Thursday, December 27, 2007

Dryden Peak Oil Planning

Last week David Makar and Marty Hatch and I met with some people from TC Local, the Tompkins County Relocalization Project. I'm always happy to find people planning more than a week or a year in advance. Some changes take a long time and it's best to start planning a generation or two ahead of the perceived need.

"Peak Oil" is the point in time when oil production reaches it's highest point. As oil reserves become more and more difficult to access, oil production will decline. If consumption does not decline prior to peak production, demand will force oil prices up. I don't see how anyone can deny those two facts, tho' I predict that some people will try.

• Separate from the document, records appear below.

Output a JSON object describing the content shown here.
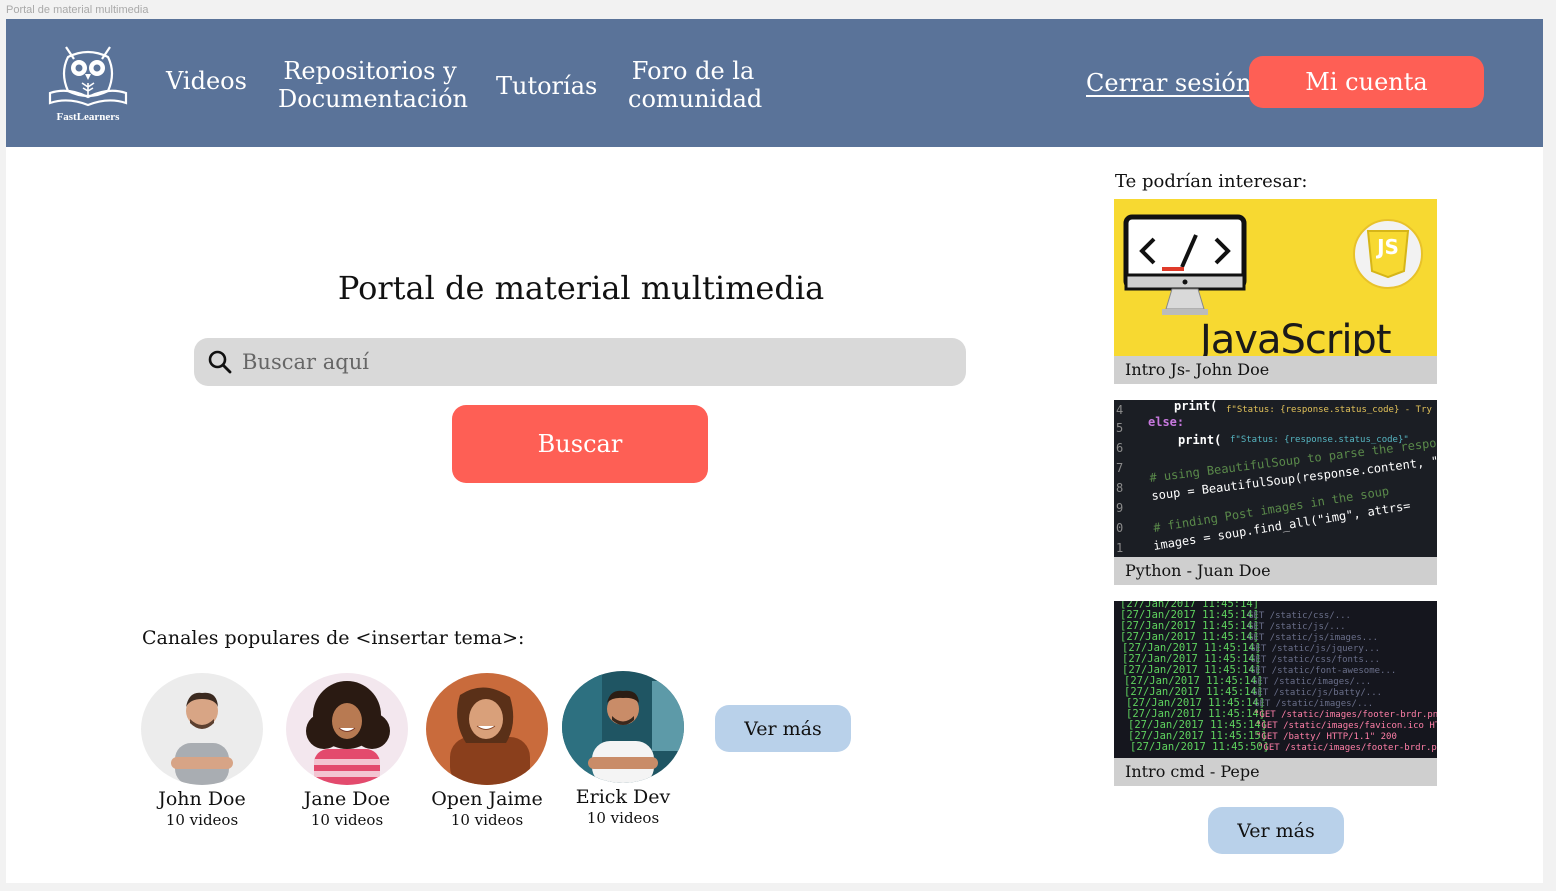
{
  "frame_label": "Portal de material multimedia",
  "header": {
    "logo_text": "FastLearners",
    "nav": {
      "videos": "Videos",
      "repos_line1": "Repositorios y",
      "repos_line2": "Documentación",
      "tutorias": "Tutorías",
      "foro_line1": "Foro de la",
      "foro_line2": "comunidad"
    },
    "logout": "Cerrar sesión",
    "account": "Mi cuenta"
  },
  "main": {
    "title": "Portal de material multimedia",
    "search_placeholder": "Buscar aquí",
    "search_button": "Buscar",
    "channels_heading": "Canales populares de <insertar tema>:",
    "channels": [
      {
        "name": "John Doe",
        "count": "10 videos"
      },
      {
        "name": "Jane Doe",
        "count": "10 videos"
      },
      {
        "name": "Open Jaime",
        "count": "10 videos"
      },
      {
        "name": "Erick Dev",
        "count": "10 videos"
      }
    ],
    "more_button": "Ver más"
  },
  "sidebar": {
    "heading": "Te podrían interesar:",
    "cards": [
      {
        "caption": "Intro Js- John Doe",
        "thumb_text": "JavaScript",
        "badge": "JS"
      },
      {
        "caption": "Python -  Juan Doe"
      },
      {
        "caption": "Intro cmd - Pepe"
      }
    ],
    "more_button": "Ver más"
  },
  "colors": {
    "header_bg": "#5a7399",
    "accent": "#fe5f55",
    "secondary_button": "#b9d1ea",
    "search_bg": "#d9d9d9"
  }
}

The questions worth asking are "When?" and "What will happen?" Not to mention "What shall we do about it?" [I'm offering these Wikipedia links, not because they're the best, but because they're relatively objective and easy to understand.]

They're tough questions because, like climate change, information needed to convey the seriousness of the situation sounds alarmist. Let's start from the point where we accept that the problem is serious. The Hirsch Report, published by the US Department of Energy in 2005, which might be considered a moderate document, begins, "The peaking of world oil production presents the U.S. and the world with an unprecedented risk management problem." And concludes:
  • World oil peaking is going to happen.
  • Oil peaking will adversely affect the U. S. economy. The decade after the onset of world
    oil peaking may resemble the period after the 1973-74 oil embargo, and the economic loss to the United States could be measured on a trillion-dollar scale.
  • Oil peaking presents a unique challenge (“it will be abrupt and revolutionary.”)
  • The problem is liquid fuels (growth in demand mainly from transportation sector).
  • Mitigation efforts will require substantial time (ideally 20 years. )
  • 20 years is required to transition without substantial impacts.
  • Both supply and demand will require attention.
  • It is a matter of risk management (mitigating action must come before the peak).
  • Government intervention will be required.
  • Economic upheaval is not inevitable (“given enough lead-time, the problems are soluble with existing technologies.”)
  • More information is needed to more precisely determine the peak timeframe.

Nearly half of U.S. petroleum consumption is for transportation and transportation is the one sector for which there is no ready alternative energy. So, it makes sense to focus on a plan for relocalizing the production and distribution of essential goods and services in Tompkins County to ease the impact of increasingly costly transportation. It will make sense in the near future to focus on these points in planning for modest growth in Dryden.


Post a Comment

<< Home